Give the tally of lines in the listing that include "active". No other words belong in the answer.

== == ==

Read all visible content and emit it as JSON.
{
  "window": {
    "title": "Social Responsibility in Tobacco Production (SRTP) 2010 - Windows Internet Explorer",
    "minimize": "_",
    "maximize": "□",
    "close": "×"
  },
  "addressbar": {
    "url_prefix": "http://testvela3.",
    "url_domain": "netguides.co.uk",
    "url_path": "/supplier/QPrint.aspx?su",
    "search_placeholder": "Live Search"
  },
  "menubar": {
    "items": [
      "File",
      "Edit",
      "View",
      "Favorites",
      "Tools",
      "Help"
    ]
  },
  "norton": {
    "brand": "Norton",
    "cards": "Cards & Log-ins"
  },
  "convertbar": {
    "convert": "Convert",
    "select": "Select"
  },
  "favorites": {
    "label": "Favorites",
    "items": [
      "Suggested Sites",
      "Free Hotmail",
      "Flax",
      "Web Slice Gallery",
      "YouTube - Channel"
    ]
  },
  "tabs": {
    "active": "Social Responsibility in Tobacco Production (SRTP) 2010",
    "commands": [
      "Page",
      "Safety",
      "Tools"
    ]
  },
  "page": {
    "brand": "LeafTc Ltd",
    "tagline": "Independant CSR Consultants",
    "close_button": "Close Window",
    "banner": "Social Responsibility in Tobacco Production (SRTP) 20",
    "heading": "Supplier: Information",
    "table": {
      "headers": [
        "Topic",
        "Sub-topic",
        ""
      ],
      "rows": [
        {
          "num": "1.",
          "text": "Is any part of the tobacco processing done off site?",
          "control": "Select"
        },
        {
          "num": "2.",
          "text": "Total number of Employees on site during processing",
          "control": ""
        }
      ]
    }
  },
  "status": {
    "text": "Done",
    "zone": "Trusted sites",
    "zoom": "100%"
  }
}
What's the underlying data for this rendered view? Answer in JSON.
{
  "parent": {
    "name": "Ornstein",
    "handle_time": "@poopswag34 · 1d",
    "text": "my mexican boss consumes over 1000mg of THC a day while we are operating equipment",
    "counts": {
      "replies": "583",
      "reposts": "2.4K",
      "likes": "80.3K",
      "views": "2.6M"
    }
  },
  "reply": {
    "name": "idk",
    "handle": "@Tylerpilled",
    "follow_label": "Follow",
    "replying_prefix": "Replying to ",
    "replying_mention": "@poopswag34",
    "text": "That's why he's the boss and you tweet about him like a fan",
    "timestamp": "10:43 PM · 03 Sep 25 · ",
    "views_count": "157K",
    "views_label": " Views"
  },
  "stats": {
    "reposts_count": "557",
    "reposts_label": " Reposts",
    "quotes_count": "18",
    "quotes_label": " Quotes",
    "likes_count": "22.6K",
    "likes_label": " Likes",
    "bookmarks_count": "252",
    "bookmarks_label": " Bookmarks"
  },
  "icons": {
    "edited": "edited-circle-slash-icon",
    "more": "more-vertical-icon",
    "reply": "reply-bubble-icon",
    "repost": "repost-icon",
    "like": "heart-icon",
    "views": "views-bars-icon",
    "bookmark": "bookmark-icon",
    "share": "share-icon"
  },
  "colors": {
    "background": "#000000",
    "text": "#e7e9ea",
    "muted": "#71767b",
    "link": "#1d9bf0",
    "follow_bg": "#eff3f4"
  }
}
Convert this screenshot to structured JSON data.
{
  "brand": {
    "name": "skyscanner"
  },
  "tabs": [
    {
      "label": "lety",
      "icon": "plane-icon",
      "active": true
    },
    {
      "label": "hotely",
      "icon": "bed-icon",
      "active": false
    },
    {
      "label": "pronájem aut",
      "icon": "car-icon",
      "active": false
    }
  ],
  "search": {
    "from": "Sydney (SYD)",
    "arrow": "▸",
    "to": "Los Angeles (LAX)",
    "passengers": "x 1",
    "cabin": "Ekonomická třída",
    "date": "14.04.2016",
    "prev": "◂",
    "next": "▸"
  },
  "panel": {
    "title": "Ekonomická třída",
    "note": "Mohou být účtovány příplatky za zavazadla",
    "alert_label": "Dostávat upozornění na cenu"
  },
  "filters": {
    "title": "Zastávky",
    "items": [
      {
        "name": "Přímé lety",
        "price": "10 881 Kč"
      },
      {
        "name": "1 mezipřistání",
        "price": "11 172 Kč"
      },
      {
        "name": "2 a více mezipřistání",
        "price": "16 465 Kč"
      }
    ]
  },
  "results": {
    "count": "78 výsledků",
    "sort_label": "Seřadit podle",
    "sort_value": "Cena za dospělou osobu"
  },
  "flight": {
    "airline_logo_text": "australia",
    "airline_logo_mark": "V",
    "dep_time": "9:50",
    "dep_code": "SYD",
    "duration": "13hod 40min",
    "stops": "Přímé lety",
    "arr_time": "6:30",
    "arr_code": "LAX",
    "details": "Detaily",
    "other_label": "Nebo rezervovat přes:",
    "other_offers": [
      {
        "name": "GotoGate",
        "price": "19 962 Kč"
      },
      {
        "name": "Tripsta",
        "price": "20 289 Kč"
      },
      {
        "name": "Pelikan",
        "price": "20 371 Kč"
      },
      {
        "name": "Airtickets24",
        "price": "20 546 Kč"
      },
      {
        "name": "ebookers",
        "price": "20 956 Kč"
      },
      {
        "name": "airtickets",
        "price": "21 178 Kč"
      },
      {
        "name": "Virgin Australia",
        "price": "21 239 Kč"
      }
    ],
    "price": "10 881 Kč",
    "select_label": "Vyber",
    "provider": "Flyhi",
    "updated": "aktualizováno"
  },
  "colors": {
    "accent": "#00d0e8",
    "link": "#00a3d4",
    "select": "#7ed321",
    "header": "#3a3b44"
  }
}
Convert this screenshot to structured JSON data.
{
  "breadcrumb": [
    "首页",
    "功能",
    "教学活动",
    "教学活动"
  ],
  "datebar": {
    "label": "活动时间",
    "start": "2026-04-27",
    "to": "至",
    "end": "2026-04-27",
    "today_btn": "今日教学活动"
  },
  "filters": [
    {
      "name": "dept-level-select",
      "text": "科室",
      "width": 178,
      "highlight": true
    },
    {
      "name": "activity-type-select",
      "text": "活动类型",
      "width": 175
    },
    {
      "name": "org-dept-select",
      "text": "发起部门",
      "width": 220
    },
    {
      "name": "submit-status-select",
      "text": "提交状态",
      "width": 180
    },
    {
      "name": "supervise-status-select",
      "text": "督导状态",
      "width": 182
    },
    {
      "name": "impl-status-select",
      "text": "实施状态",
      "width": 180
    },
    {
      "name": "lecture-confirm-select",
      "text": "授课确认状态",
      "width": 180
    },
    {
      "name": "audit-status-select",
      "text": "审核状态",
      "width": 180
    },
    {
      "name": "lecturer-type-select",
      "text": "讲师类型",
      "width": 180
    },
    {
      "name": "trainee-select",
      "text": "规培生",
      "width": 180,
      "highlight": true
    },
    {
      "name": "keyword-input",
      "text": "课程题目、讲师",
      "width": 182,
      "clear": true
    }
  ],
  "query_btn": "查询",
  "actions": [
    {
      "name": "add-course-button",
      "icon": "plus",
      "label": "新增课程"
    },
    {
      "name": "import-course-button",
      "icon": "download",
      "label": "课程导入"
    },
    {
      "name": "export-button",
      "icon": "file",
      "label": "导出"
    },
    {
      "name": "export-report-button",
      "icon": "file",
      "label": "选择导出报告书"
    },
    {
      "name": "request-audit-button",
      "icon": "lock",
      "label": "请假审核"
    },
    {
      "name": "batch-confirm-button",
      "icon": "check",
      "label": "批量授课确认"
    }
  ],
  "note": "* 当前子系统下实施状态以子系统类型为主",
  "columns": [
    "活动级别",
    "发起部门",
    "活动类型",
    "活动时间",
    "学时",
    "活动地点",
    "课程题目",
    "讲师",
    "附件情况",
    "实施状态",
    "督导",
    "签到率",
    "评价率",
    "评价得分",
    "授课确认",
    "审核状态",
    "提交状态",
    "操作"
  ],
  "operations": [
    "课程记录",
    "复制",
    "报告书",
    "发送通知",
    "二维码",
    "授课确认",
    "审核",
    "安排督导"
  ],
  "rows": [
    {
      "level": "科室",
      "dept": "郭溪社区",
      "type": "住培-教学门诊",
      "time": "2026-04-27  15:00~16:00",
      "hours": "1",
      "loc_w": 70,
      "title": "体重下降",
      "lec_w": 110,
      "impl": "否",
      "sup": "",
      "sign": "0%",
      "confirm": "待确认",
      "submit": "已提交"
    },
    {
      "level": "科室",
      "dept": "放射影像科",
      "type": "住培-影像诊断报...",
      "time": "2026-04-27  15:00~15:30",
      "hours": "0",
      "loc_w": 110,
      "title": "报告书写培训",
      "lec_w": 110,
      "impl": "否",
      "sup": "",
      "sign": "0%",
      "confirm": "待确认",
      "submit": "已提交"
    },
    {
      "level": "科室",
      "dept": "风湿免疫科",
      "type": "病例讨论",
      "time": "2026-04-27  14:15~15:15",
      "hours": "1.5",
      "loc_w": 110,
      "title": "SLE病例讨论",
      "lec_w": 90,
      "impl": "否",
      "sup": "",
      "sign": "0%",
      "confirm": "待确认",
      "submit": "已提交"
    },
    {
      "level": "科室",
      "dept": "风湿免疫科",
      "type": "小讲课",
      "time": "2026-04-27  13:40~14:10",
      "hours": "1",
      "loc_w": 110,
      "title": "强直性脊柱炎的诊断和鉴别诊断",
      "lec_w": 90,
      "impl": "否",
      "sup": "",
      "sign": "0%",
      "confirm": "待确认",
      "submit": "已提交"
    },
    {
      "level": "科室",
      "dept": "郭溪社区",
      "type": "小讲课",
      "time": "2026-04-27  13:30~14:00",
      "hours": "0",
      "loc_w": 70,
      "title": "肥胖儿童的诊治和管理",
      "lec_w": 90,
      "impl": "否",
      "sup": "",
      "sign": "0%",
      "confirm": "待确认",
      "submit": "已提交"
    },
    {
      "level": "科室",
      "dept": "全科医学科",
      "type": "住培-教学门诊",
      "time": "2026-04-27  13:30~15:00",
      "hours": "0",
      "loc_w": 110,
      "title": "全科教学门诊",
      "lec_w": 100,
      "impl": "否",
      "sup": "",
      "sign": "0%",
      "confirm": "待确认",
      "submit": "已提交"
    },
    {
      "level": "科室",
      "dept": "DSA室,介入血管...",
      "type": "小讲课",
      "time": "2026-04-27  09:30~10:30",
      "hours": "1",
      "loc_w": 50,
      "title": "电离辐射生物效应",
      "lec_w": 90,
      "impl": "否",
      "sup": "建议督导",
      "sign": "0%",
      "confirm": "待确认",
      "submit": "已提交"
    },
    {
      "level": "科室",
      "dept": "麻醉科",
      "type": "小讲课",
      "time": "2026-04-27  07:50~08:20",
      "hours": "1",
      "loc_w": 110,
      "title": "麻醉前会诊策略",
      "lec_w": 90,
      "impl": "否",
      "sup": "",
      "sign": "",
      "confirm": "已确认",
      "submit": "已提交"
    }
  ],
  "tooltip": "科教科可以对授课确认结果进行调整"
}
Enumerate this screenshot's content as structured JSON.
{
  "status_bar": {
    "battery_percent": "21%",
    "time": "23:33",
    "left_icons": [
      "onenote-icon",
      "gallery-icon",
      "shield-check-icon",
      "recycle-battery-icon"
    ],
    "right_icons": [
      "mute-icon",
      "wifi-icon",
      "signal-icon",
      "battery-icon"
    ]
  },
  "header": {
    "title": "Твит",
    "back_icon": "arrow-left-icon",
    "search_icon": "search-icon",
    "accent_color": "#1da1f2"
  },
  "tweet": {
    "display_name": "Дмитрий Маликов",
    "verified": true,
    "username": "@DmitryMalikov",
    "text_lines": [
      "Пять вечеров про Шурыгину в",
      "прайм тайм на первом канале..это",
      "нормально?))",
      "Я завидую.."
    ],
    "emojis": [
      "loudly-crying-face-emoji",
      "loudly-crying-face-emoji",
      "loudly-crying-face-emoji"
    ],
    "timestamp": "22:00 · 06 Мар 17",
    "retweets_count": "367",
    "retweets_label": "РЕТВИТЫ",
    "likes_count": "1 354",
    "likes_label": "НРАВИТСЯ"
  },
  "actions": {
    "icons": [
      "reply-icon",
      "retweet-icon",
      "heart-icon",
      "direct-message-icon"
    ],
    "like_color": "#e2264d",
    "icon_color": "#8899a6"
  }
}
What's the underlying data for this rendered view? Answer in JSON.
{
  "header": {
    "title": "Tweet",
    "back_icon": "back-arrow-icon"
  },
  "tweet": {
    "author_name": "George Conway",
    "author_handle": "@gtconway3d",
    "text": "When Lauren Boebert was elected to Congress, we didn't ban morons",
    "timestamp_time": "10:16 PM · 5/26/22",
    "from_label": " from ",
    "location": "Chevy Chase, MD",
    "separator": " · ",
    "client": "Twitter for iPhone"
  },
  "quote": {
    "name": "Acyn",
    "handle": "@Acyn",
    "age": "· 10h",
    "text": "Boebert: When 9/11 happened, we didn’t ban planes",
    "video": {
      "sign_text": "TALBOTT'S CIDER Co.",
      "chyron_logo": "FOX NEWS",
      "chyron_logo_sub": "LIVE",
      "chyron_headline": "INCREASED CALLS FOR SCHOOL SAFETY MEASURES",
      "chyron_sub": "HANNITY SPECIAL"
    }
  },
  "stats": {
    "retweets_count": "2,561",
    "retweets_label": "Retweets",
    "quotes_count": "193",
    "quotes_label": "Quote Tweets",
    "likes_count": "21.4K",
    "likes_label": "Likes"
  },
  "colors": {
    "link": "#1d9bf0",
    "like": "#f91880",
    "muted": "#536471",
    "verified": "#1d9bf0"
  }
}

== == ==

Response box » 4